* TRY IT
Considering every line below, count those with the word "text" and give only the result.

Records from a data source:
-------------------------

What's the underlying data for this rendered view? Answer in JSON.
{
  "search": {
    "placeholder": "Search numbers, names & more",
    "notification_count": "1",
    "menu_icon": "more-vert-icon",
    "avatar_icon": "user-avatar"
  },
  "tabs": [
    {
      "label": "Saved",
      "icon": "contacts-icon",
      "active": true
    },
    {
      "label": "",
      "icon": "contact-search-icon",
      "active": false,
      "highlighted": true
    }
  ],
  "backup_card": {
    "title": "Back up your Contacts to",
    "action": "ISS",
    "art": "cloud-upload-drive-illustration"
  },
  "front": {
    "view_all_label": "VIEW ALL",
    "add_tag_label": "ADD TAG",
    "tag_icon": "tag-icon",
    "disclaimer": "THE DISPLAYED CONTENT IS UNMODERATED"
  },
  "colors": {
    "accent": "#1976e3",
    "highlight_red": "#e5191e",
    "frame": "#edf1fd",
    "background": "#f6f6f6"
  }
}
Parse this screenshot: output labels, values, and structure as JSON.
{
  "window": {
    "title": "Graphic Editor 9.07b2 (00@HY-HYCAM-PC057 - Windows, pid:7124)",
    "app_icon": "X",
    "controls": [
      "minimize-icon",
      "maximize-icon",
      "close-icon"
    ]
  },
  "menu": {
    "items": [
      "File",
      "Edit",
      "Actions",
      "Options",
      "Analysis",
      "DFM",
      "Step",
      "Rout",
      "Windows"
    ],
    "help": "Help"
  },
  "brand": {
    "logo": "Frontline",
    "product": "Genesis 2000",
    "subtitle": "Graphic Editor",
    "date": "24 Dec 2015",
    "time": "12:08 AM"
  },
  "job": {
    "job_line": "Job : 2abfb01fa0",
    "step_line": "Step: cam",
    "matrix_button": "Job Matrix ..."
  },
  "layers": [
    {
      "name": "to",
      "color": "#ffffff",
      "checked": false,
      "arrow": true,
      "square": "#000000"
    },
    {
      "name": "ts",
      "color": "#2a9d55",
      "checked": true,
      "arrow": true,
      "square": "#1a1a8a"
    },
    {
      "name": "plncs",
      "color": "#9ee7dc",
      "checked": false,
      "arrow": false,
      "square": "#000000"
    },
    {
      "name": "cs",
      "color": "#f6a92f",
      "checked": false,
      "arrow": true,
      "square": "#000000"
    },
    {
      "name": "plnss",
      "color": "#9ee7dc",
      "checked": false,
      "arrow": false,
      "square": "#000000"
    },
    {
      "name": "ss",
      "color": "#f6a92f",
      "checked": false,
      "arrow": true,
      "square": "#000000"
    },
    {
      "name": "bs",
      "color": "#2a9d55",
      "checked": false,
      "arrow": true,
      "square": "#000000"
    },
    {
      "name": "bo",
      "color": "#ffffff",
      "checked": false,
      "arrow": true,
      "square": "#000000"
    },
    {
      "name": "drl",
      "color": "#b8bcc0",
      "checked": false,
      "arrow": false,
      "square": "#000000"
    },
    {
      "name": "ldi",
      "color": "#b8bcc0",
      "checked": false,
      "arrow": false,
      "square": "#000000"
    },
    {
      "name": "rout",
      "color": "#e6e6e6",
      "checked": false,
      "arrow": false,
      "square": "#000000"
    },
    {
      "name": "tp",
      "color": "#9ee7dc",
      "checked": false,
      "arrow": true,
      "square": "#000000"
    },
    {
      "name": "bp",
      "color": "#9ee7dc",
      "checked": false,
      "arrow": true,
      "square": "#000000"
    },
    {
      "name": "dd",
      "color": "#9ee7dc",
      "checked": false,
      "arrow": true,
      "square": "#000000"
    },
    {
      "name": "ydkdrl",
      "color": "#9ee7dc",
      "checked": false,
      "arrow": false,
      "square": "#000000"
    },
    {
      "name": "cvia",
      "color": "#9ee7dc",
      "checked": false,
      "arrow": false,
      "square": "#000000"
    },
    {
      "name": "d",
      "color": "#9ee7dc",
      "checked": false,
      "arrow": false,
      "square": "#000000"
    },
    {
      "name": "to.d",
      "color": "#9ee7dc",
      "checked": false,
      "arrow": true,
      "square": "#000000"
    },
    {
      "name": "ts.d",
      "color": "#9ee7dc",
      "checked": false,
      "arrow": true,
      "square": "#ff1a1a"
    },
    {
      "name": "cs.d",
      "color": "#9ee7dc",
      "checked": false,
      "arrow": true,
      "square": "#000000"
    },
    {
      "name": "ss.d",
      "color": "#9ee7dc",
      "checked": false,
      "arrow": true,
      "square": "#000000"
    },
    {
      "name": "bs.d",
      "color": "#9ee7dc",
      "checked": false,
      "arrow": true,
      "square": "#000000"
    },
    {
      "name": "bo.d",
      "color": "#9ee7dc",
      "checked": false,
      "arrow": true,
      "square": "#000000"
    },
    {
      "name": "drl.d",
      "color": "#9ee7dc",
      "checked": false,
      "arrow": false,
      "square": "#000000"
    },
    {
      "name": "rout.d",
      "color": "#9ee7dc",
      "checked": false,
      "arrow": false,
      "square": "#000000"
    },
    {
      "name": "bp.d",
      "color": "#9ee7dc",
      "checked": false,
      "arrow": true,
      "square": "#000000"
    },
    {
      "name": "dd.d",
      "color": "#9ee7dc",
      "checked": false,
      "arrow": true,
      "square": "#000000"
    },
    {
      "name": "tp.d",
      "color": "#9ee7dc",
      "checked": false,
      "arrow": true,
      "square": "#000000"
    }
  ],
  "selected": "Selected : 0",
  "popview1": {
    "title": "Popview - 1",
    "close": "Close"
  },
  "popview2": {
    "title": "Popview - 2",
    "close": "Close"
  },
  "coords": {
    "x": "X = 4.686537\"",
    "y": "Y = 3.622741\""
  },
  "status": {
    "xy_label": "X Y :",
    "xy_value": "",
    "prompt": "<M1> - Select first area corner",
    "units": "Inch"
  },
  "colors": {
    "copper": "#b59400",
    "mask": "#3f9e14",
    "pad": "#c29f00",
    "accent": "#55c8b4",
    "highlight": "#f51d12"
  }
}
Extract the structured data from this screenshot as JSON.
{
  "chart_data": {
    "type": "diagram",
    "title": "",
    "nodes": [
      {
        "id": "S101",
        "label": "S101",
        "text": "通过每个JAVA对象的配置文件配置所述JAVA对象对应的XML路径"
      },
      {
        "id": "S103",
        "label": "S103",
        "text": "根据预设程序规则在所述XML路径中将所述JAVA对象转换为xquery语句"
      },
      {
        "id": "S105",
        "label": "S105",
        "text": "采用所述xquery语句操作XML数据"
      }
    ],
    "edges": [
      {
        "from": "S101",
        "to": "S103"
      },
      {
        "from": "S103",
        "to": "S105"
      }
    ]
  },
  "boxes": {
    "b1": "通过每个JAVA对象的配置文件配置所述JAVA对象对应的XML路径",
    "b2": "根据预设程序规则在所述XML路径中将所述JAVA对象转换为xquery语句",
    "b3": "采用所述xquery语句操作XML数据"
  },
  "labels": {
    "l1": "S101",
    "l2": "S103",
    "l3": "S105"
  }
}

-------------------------

* TASK ANSWER
3